Stratfor's Fourth-Quarter Forecast outlined the slow progress that denuclearization on the Korean Peninsula would take during the last three months of 2018, noting that neither North Korea nor the United States would be motivated to abandon the approach. To maintain any semblance of momentum, maintaining the political framework between the two will be key. By de-emphasizing missiles in its Sept. 9 military parade and making a direct outreach to U.S. President Donald Trump, the North displayed its interest in keeping the channels of communication open.
Amid stalled talks over denuclearization of the Korean Peninsula, North Korea has sent another conciliatory signal to Washington. The country celebrated the 70th anniversary of its Day of the Foundation of the Republic on Sept. 9 with military and civilian parades. While the military hardware rolling down the streets of Pyongyang featured a mix of short-range battlefield missiles, tanks, armored vehicles and other weaponry typical of the country's displays of might, it was notable for what it did not include: intercontinental ballistic missiles. The civilian side of the event, meanwhile, placed its emphasis on the North Korean economy, including exhibitions of technology such as civilian drones and a number of participants representing professions including nurses and construction workers.

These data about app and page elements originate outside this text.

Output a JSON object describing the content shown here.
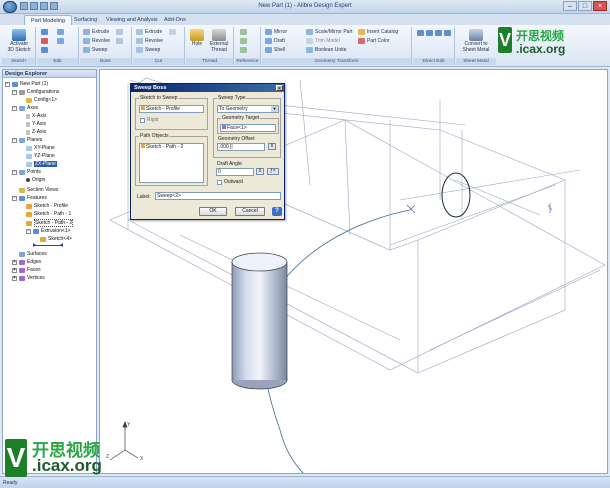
{
  "window": {
    "title": "New Part (1) - Alibre Design Expert"
  },
  "tabs": [
    "Part Modeling",
    "Surfacing",
    "Viewing and Analysis",
    "Add-Ons"
  ],
  "ribbon": {
    "sketch": {
      "label": "Sketch",
      "activate": "Activate",
      "activate2": "3D Sketch"
    },
    "edit": {
      "label": "Edit"
    },
    "boss": {
      "label": "Boss",
      "items": [
        "Extrude",
        "Revolve",
        "Sweep"
      ]
    },
    "cut": {
      "label": "Cut",
      "items": [
        "Extrude",
        "Revolve",
        "Sweep"
      ]
    },
    "thread": {
      "label": "Thread",
      "hole": "Hole",
      "external": "External",
      "thread_word": "Thread"
    },
    "reference": {
      "label": "Reference"
    },
    "geometry": {
      "label": "Geometry Transform",
      "items": [
        "Mirror",
        "Draft",
        "Shell",
        "Scale/Mirror Part",
        "Trim Model",
        "Boolean Unite",
        "Insert Catalog",
        "Part Color"
      ]
    },
    "directedit": {
      "label": "Direct Edit"
    },
    "sheetmetal": {
      "label": "Sheet Metal",
      "convert": "Convert to",
      "convert2": "Sheet Metal"
    }
  },
  "explorer": {
    "header": "Design Explorer",
    "items": [
      "New Part (1)",
      "Configurations",
      "Config<1>",
      "Axes",
      "X-Axis",
      "Y-Axis",
      "Z-Axis",
      "Planes",
      "XY-Plane",
      "YZ-Plane",
      "ZX-Plane",
      "Points",
      "Origin",
      "Section Views",
      "Features",
      "Sketch - Profile",
      "Sketch - Path - 1",
      "Sketch - Path - 2",
      "Extrusion<1>",
      "Sketch<4>",
      "Surfaces",
      "Edges",
      "Faces",
      "Vertices"
    ]
  },
  "dialog": {
    "title": "Sweep Boss",
    "sketch_to_sweep_label": "Sketch to Sweep",
    "sketch_to_sweep_value": "Sketch - Profile",
    "rigid_label": "Rigid",
    "path_objects_label": "Path Objects",
    "path_objects_value": "Sketch - Path - 2",
    "sweep_type_label": "Sweep Type",
    "sweep_type_value": "To Geometry",
    "geometry_target_label": "Geometry Target",
    "geometry_target_value": "Face<1>",
    "geometry_offset_label": "Geometry Offset",
    "geometry_offset_value": ".000 ||",
    "draft_angle_label": "Draft Angle",
    "draft_angle_value": "0",
    "outward_label": "Outward",
    "label_label": "Label:",
    "label_value": "Sweep<2>",
    "ok": "OK",
    "cancel": "Cancel",
    "help": "?"
  },
  "watermark": {
    "cn": "开思视频",
    "url": ".icax.org",
    "v": "V"
  },
  "status": {
    "text": "Ready"
  }
}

Kim Yong Nam, head of the North Korean Presidium, delivered a keynote address without mentioning the country's nuclear program, and other event speeches followed suit, a deviation from past years. From the reviewing stands, North Korean leader Kim Jong Un held upraised hands with Chinese presidential envoy Li Zhanshu while earlier television footage featured Kim greeting a Russian delegation. U.S. President Donald Trump posted a message on Twitter calling the absence of advanced missiles in the parade "a big and very positive statement." And, on Sept. 10, the White House announced that a personal letter from the North Korean leader to Trump contained a request for another summit, which the U.S. administration is already coordinating.
Both sides are sending clear political signals that they want dialogue to continue despite allusions by both that, if necessary, they have other options.
Why It Matters
North Korea's invitation for another summit and its decision to refrain from displaying ICBMs and other ballistic missiles is clearly an olive branch to the United States at a time when their diplomatic outreach has become fraught. Given Trump's swift response, this appears to have been clearly understood and reciprocated. Both sides are sending clear political signals that they want dialogue to continue despite allusions by both that, if necessary, they have other options. However, the North Korean and U.S. positions appear not to have budged from their impasse: Pyongyang is still pushing for the United States to move forward on a Korean War peace treaty and allow for a more phased denuclearization process, while Washington first wants to see clear steps taken on denuclearization.
This was a major anniversary of the founding of the Kim-led regime in North Korea and marks a clear deviation from the 65th anniversary edition in 2013 that featured images of ballistic missiles and nuclear detonations. The emphasis on the economy, however, is not out of character. North Korea has long followed an official strategy of parallel development of its economy and a nuclear deterrent, and having declared the first complete, it can now focus on the second. As preparations for this year's event were underway, it appeared as if the ceremony would feature a massive military component including a possible display of missiles as a reminder to the United States of what North Korea has accomplished. However, last week saw Kim extend conciliatory comments to Trump via South Korea that Seoul conveyed in official statements in addition to the letter delivered over the weekend. The anniversary celebration came just two weeks before a fifth inter-Korean summit in Pyongyang that will partly aim to mediate the U.S.-North Korean frictions.